**EXERCISE OBJECTIVE:** The answer should consist of the full listing below, repeated exactly and free of pictures.

**DATA RECORDS:**

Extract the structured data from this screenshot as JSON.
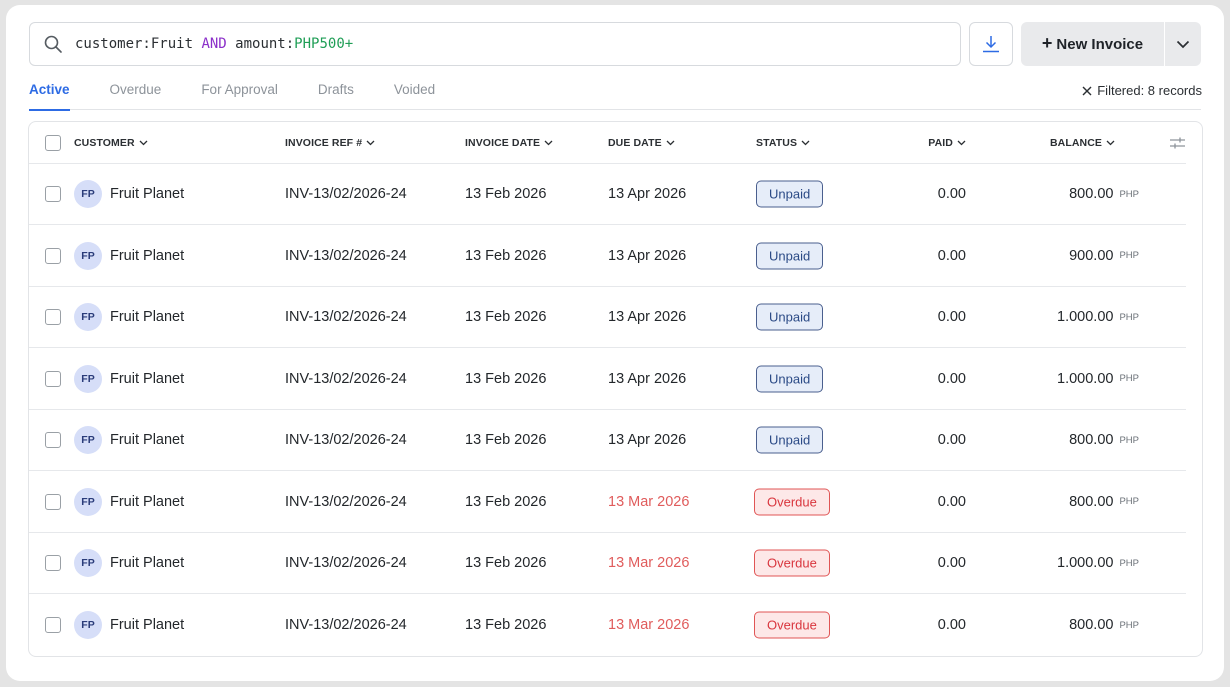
{
  "search": {
    "query_parts": [
      {
        "text": "customer:Fruit ",
        "kind": "plain"
      },
      {
        "text": "AND",
        "kind": "keyword"
      },
      {
        "text": " amount:",
        "kind": "plain"
      },
      {
        "text": "PHP500+",
        "kind": "value"
      }
    ],
    "icon": "search-icon"
  },
  "toolbar": {
    "download_icon": "download-icon",
    "new_invoice_label": "New Invoice",
    "new_invoice_plus": "+",
    "dropdown_icon": "chevron-down-icon"
  },
  "tabs": [
    {
      "label": "Active",
      "active": true
    },
    {
      "label": "Overdue",
      "active": false
    },
    {
      "label": "For Approval",
      "active": false
    },
    {
      "label": "Drafts",
      "active": false
    },
    {
      "label": "Voided",
      "active": false
    }
  ],
  "filter": {
    "clear_icon": "close-icon",
    "label": "Filtered: 8 records"
  },
  "table": {
    "columns": [
      {
        "key": "customer",
        "label": "CUSTOMER"
      },
      {
        "key": "ref",
        "label": "INVOICE REF #"
      },
      {
        "key": "invoice_date",
        "label": "INVOICE DATE"
      },
      {
        "key": "due_date",
        "label": "DUE DATE"
      },
      {
        "key": "status",
        "label": "STATUS"
      },
      {
        "key": "paid",
        "label": "PAID"
      },
      {
        "key": "balance",
        "label": "BALANCE"
      }
    ],
    "settings_icon": "sliders-icon",
    "currency": "PHP",
    "rows": [
      {
        "initials": "FP",
        "customer": "Fruit Planet",
        "ref": "INV-13/02/2026-24",
        "invoice_date": "13 Feb 2026",
        "due_date": "13 Apr 2026",
        "status": "Unpaid",
        "paid": "0.00",
        "balance": "800.00"
      },
      {
        "initials": "FP",
        "customer": "Fruit Planet",
        "ref": "INV-13/02/2026-24",
        "invoice_date": "13 Feb 2026",
        "due_date": "13 Apr 2026",
        "status": "Unpaid",
        "paid": "0.00",
        "balance": "900.00"
      },
      {
        "initials": "FP",
        "customer": "Fruit Planet",
        "ref": "INV-13/02/2026-24",
        "invoice_date": "13 Feb 2026",
        "due_date": "13 Apr 2026",
        "status": "Unpaid",
        "paid": "0.00",
        "balance": "1.000.00"
      },
      {
        "initials": "FP",
        "customer": "Fruit Planet",
        "ref": "INV-13/02/2026-24",
        "invoice_date": "13 Feb 2026",
        "due_date": "13 Apr 2026",
        "status": "Unpaid",
        "paid": "0.00",
        "balance": "1.000.00"
      },
      {
        "initials": "FP",
        "customer": "Fruit Planet",
        "ref": "INV-13/02/2026-24",
        "invoice_date": "13 Feb 2026",
        "due_date": "13 Apr 2026",
        "status": "Unpaid",
        "paid": "0.00",
        "balance": "800.00"
      },
      {
        "initials": "FP",
        "customer": "Fruit Planet",
        "ref": "INV-13/02/2026-24",
        "invoice_date": "13 Feb 2026",
        "due_date": "13 Mar 2026",
        "status": "Overdue",
        "paid": "0.00",
        "balance": "800.00"
      },
      {
        "initials": "FP",
        "customer": "Fruit Planet",
        "ref": "INV-13/02/2026-24",
        "invoice_date": "13 Feb 2026",
        "due_date": "13 Mar 2026",
        "status": "Overdue",
        "paid": "0.00",
        "balance": "1.000.00"
      },
      {
        "initials": "FP",
        "customer": "Fruit Planet",
        "ref": "INV-13/02/2026-24",
        "invoice_date": "13 Feb 2026",
        "due_date": "13 Mar 2026",
        "status": "Overdue",
        "paid": "0.00",
        "balance": "800.00"
      }
    ]
  },
  "colors": {
    "accent": "#2d6be4",
    "unpaid_border": "#4a5f8e",
    "overdue": "#e05555",
    "query_keyword": "#8b2fc9",
    "query_value": "#1f9e56"
  }
}
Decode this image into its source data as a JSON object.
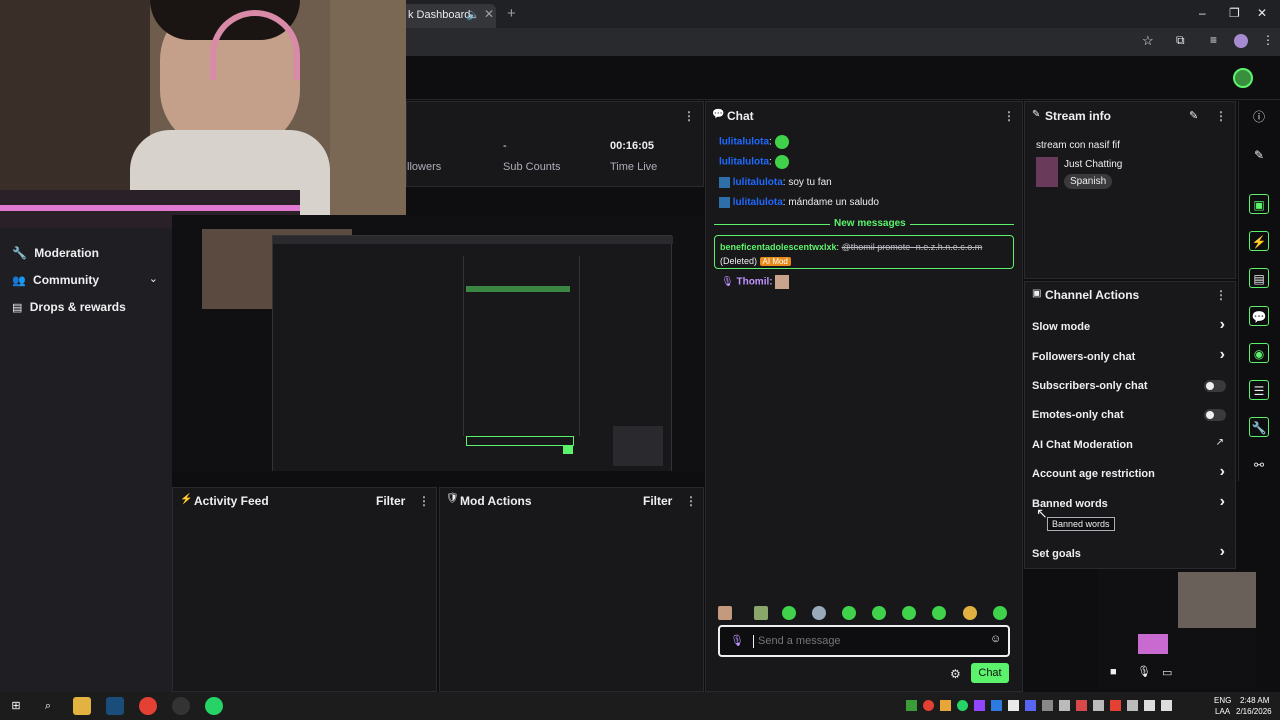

**RESULT:**
Extract the structured data from this screenshot as JSON.
{
  "search": {
    "query_parts": [
      {
        "text": "customer:Fruit ",
        "kind": "plain"
      },
      {
        "text": "AND",
        "kind": "keyword"
      },
      {
        "text": " amount:",
        "kind": "plain"
      },
      {
        "text": "PHP500+",
        "kind": "value"
      }
    ],
    "icon": "search-icon"
  },
  "toolbar": {
    "download_icon": "download-icon",
    "new_invoice_label": "New Invoice",
    "new_invoice_plus": "+",
    "dropdown_icon": "chevron-down-icon"
  },
  "tabs": [
    {
      "label": "Active",
      "active": true
    },
    {
      "label": "Overdue",
      "active": false
    },
    {
      "label": "For Approval",
      "active": false
    },
    {
      "label": "Drafts",
      "active": false
    },
    {
      "label": "Voided",
      "active": false
    }
  ],
  "filter": {
    "clear_icon": "close-icon",
    "label": "Filtered: 8 records"
  },
  "table": {
    "columns": [
      {
        "key": "customer",
        "label": "CUSTOMER"
      },
      {
        "key": "ref",
        "label": "INVOICE REF #"
      },
      {
        "key": "invoice_date",
        "label": "INVOICE DATE"
      },
      {
        "key": "due_date",
        "label": "DUE DATE"
      },
      {
        "key": "status",
        "label": "STATUS"
      },
      {
        "key": "paid",
        "label": "PAID"
      },
      {
        "key": "balance",
        "label": "BALANCE"
      }
    ],
    "settings_icon": "sliders-icon",
    "currency": "PHP",
    "rows": [
      {
        "initials": "FP",
        "customer": "Fruit Planet",
        "ref": "INV-13/02/2026-24",
        "invoice_date": "13 Feb 2026",
        "due_date": "13 Apr 2026",
        "status": "Unpaid",
        "paid": "0.00",
        "balance": "800.00"
      },
      {
        "initials": "FP",
        "customer": "Fruit Planet",
        "ref": "INV-13/02/2026-24",
        "invoice_date": "13 Feb 2026",
        "due_date": "13 Apr 2026",
        "status": "Unpaid",
        "paid": "0.00",
        "balance": "900.00"
      },
      {
        "initials": "FP",
        "customer": "Fruit Planet",
        "ref": "INV-13/02/2026-24",
        "invoice_date": "13 Feb 2026",
        "due_date": "13 Apr 2026",
        "status": "Unpaid",
        "paid": "0.00",
        "balance": "1.000.00"
      },
      {
        "initials": "FP",
        "customer": "Fruit Planet",
        "ref": "INV-13/02/2026-24",
        "invoice_date": "13 Feb 2026",
        "due_date": "13 Apr 2026",
        "status": "Unpaid",
        "paid": "0.00",
        "balance": "1.000.00"
      },
      {
        "initials": "FP",
        "customer": "Fruit Planet",
        "ref": "INV-13/02/2026-24",
        "invoice_date": "13 Feb 2026",
        "due_date": "13 Apr 2026",
        "status": "Unpaid",
        "paid": "0.00",
        "balance": "800.00"
      },
      {
        "initials": "FP",
        "customer": "Fruit Planet",
        "ref": "INV-13/02/2026-24",
        "invoice_date": "13 Feb 2026",
        "due_date": "13 Mar 2026",
        "status": "Overdue",
        "paid": "0.00",
        "balance": "800.00"
      },
      {
        "initials": "FP",
        "customer": "Fruit Planet",
        "ref": "INV-13/02/2026-24",
        "invoice_date": "13 Feb 2026",
        "due_date": "13 Mar 2026",
        "status": "Overdue",
        "paid": "0.00",
        "balance": "1.000.00"
      },
      {
        "initials": "FP",
        "customer": "Fruit Planet",
        "ref": "INV-13/02/2026-24",
        "invoice_date": "13 Feb 2026",
        "due_date": "13 Mar 2026",
        "status": "Overdue",
        "paid": "0.00",
        "balance": "800.00"
      }
    ]
  },
  "colors": {
    "accent": "#2d6be4",
    "unpaid_border": "#4a5f8e",
    "overdue": "#e05555",
    "query_keyword": "#8b2fc9",
    "query_value": "#1f9e56"
  }
}
Decode this image into its source data as a JSON object.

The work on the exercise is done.